“You have to understand the challenge of the application in all its dimensions,” said Duffy. “We’re going to investigate the glazing options fully but rapidly, so think holistically.”
Information through Education
What are architects looking for? “A design and delivery partner,” Jernigan said. “Clients have not made the adjustments for occupancy costs as the market has improved. They want to do things quickly with cost control because of those occupancy costs,” he told attendees. “So how, as a team, do we do this?

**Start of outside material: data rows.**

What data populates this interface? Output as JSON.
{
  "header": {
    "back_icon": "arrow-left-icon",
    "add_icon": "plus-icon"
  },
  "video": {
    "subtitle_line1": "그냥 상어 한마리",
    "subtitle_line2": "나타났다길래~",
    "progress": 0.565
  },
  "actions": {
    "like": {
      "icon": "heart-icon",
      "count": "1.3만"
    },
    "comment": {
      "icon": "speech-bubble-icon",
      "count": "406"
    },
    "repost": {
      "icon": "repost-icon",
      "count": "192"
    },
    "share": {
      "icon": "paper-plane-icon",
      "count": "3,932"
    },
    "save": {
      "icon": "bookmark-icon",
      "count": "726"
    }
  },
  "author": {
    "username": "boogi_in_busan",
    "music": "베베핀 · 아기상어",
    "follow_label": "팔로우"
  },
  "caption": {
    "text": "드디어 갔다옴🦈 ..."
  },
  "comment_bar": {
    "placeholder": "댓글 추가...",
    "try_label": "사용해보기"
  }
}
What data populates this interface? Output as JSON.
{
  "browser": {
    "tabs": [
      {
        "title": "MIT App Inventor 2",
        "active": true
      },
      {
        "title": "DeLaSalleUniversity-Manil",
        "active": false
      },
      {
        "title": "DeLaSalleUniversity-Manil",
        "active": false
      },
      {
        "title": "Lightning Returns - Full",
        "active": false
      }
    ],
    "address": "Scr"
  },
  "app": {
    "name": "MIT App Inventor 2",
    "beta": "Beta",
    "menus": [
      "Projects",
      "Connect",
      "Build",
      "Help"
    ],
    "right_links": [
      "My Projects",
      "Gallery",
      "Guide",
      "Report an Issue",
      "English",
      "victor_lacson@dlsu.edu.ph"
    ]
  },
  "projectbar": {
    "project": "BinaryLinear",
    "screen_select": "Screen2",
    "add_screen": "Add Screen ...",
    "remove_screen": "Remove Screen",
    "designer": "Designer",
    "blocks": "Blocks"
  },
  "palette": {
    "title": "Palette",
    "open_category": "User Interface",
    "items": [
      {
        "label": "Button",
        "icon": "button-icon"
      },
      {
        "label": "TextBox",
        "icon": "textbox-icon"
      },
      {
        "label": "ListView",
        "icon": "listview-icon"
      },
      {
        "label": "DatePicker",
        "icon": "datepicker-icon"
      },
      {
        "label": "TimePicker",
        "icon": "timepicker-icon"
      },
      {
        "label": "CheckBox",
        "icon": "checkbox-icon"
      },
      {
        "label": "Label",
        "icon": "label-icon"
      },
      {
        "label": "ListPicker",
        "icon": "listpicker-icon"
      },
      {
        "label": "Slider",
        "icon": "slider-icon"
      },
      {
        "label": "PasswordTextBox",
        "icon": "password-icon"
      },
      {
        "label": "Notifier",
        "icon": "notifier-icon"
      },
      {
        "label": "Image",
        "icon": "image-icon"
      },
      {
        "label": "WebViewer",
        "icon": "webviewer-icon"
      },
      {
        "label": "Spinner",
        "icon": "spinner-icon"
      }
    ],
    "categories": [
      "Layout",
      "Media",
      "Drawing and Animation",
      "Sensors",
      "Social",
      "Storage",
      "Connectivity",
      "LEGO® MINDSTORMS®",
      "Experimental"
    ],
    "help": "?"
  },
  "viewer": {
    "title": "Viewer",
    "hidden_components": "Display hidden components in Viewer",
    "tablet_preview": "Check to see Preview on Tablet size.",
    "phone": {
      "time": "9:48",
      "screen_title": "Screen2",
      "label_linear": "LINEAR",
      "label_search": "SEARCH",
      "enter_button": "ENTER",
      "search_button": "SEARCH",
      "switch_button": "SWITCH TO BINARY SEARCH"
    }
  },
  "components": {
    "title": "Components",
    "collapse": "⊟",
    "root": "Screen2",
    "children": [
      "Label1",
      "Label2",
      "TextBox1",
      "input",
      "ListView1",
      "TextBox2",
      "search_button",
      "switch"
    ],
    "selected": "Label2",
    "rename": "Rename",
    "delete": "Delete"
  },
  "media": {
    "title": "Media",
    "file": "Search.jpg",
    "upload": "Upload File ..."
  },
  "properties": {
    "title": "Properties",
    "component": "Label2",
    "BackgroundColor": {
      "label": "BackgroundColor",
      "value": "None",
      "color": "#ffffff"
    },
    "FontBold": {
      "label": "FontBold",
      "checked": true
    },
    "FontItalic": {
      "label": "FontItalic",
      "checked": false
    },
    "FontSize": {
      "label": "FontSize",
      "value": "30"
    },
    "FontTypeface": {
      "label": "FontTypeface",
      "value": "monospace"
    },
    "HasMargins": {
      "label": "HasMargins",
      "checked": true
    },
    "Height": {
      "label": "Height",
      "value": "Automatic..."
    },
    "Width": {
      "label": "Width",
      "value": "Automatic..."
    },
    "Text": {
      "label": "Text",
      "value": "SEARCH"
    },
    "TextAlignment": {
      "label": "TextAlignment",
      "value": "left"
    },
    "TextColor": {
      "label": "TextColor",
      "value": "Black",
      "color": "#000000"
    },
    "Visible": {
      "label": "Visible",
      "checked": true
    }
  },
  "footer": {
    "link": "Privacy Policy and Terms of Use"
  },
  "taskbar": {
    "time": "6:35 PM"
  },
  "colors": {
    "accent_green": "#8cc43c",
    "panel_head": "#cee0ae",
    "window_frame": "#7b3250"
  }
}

How we deliver projects is changing,” he said. “Owners want us to deliver a building in 24 to 36 months because that’s how far out they can get leases, and we have to figure out how to deliver in that time,” he added.
Duffy said that many owners are buying into the increased costs for high-performance glass and framing for sustainable design because of the paybacks over the long term.
Special Software Session
Christian Kohler opened the program, explaining the software available for analyzing energy data in simulations.
These include Optics (for the window glass), Therm (for the window frame), Window (for the whole window), Comfen (for the whole commercial building) and Resfen (for the whole residential building).
The programs are used for the design of new products and as guidelines for product selection and Energy Star® compliance, he explained.
The programs use data from two databases developed by LBNL, IGDB (international glass database) and CGDB (complex glazing database).
A new program, Window 6, incorporates complex glazing systems, such as Venetian blinds, woven cloth shades and bug screens, as well as fritted/silkscreened glass. It has not been released yet, but a research version is available. Kohler said people can go to the website (http://windows.lbl.gov/software/window/6) and try out the program to see how it works and then provide feedback.
Kohler also told attendees that NFRC is developing a procedure for laminates without embedded coatings, and interlayers that have originally been measured with clear glass. These calculated laminates will have the same ‘status’ as products submitted to the IGDB database.
Looking ahead, Kohler said that Window 7 will deal with dynamic windows with multiple and variable states, such as electrochromic glass.
Selkowitz next discussed how the materials allow façade performance optimization by examining daylighting versus cooling tradeoffs and energy versus comfort tradeoffs.
He predicted that virtual lighting simulator software would be available and utilized in building design in a couple of years. The software, which has not been released yet, is available for experimental purposes at http://gaia.lbl.gov.vls.
© Copyright 2006 Key Communications Inc. All rights reserved.